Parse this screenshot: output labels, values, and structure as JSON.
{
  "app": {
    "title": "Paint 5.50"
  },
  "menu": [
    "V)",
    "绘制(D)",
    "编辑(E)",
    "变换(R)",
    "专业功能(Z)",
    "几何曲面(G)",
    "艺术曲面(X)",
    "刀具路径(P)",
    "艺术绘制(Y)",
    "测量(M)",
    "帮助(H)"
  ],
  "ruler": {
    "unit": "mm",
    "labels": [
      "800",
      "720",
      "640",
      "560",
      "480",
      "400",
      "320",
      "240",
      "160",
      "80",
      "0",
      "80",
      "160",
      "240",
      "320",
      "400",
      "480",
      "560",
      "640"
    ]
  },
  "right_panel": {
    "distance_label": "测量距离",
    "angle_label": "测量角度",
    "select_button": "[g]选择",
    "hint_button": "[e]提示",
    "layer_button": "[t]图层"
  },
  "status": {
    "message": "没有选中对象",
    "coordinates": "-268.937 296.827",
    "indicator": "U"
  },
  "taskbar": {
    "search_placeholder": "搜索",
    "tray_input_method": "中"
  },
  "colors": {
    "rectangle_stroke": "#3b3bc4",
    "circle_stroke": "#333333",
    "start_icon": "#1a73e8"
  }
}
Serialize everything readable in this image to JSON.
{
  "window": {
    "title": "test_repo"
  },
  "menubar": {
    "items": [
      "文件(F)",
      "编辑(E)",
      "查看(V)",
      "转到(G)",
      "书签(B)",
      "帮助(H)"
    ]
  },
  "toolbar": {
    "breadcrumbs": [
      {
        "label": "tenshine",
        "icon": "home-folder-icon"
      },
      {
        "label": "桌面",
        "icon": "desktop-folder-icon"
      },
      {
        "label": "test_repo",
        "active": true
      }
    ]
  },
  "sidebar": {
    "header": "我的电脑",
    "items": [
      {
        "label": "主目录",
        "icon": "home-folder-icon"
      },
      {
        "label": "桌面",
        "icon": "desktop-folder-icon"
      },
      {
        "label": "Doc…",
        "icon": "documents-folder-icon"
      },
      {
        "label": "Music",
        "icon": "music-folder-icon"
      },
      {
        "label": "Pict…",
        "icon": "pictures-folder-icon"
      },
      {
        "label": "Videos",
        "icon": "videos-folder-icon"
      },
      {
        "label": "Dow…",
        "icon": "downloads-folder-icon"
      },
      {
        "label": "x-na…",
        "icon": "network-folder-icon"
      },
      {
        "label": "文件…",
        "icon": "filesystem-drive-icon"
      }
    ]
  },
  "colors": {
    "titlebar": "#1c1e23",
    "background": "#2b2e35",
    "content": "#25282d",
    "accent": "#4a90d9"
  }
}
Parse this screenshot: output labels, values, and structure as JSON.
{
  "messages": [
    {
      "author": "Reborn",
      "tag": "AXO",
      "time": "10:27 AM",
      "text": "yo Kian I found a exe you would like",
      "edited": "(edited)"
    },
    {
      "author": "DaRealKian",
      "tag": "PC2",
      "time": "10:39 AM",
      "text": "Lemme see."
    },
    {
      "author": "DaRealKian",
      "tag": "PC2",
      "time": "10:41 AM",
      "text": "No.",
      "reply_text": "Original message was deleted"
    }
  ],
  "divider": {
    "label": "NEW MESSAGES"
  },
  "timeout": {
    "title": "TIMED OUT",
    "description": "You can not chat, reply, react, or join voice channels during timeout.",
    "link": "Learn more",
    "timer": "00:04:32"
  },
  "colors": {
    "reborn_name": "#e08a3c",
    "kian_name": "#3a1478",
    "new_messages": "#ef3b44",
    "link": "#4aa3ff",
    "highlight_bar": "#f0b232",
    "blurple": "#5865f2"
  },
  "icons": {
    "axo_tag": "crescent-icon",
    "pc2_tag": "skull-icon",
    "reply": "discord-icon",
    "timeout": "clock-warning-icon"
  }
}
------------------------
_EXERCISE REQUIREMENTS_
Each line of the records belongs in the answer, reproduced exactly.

_WRITTEN SOLUTION_
Parse this screenshot: output labels, values, and structure as JSON.
{
  "app": {
    "title": "Paint 5.50"
  },
  "menu": [
    "V)",
    "绘制(D)",
    "编辑(E)",
    "变换(R)",
    "专业功能(Z)",
    "几何曲面(G)",
    "艺术曲面(X)",
    "刀具路径(P)",
    "艺术绘制(Y)",
    "测量(M)",
    "帮助(H)"
  ],
  "ruler": {
    "unit": "mm",
    "labels": [
      "800",
      "720",
      "640",
      "560",
      "480",
      "400",
      "320",
      "240",
      "160",
      "80",
      "0",
      "80",
      "160",
      "240",
      "320",
      "400",
      "480",
      "560",
      "640"
    ]
  },
  "right_panel": {
    "distance_label": "测量距离",
    "angle_label": "测量角度",
    "select_button": "[g]选择",
    "hint_button": "[e]提示",
    "layer_button": "[t]图层"
  },
  "status": {
    "message": "没有选中对象",
    "coordinates": "-268.937 296.827",
    "indicator": "U"
  },
  "taskbar": {
    "search_placeholder": "搜索",
    "tray_input_method": "中"
  },
  "colors": {
    "rectangle_stroke": "#3b3bc4",
    "circle_stroke": "#333333",
    "start_icon": "#1a73e8"
  }
}
Serialize everything readable in this image to JSON.
{
  "window": {
    "title": "test_repo"
  },
  "menubar": {
    "items": [
      "文件(F)",
      "编辑(E)",
      "查看(V)",
      "转到(G)",
      "书签(B)",
      "帮助(H)"
    ]
  },
  "toolbar": {
    "breadcrumbs": [
      {
        "label": "tenshine",
        "icon": "home-folder-icon"
      },
      {
        "label": "桌面",
        "icon": "desktop-folder-icon"
      },
      {
        "label": "test_repo",
        "active": true
      }
    ]
  },
  "sidebar": {
    "header": "我的电脑",
    "items": [
      {
        "label": "主目录",
        "icon": "home-folder-icon"
      },
      {
        "label": "桌面",
        "icon": "desktop-folder-icon"
      },
      {
        "label": "Doc…",
        "icon": "documents-folder-icon"
      },
      {
        "label": "Music",
        "icon": "music-folder-icon"
      },
      {
        "label": "Pict…",
        "icon": "pictures-folder-icon"
      },
      {
        "label": "Videos",
        "icon": "videos-folder-icon"
      },
      {
        "label": "Dow…",
        "icon": "downloads-folder-icon"
      },
      {
        "label": "x-na…",
        "icon": "network-folder-icon"
      },
      {
        "label": "文件…",
        "icon": "filesystem-drive-icon"
      }
    ]
  },
  "colors": {
    "titlebar": "#1c1e23",
    "background": "#2b2e35",
    "content": "#25282d",
    "accent": "#4a90d9"
  }
}
Parse this screenshot: output labels, values, and structure as JSON.
{
  "messages": [
    {
      "author": "Reborn",
      "tag": "AXO",
      "time": "10:27 AM",
      "text": "yo Kian I found a exe you would like",
      "edited": "(edited)"
    },
    {
      "author": "DaRealKian",
      "tag": "PC2",
      "time": "10:39 AM",
      "text": "Lemme see."
    },
    {
      "author": "DaRealKian",
      "tag": "PC2",
      "time": "10:41 AM",
      "text": "No.",
      "reply_text": "Original message was deleted"
    }
  ],
  "divider": {
    "label": "NEW MESSAGES"
  },
  "timeout": {
    "title": "TIMED OUT",
    "description": "You can not chat, reply, react, or join voice channels during timeout.",
    "link": "Learn more",
    "timer": "00:04:32"
  },
  "colors": {
    "reborn_name": "#e08a3c",
    "kian_name": "#3a1478",
    "new_messages": "#ef3b44",
    "link": "#4aa3ff",
    "highlight_bar": "#f0b232",
    "blurple": "#5865f2"
  },
  "icons": {
    "axo_tag": "crescent-icon",
    "pc2_tag": "skull-icon",
    "reply": "discord-icon",
    "timeout": "clock-warning-icon"
  }
}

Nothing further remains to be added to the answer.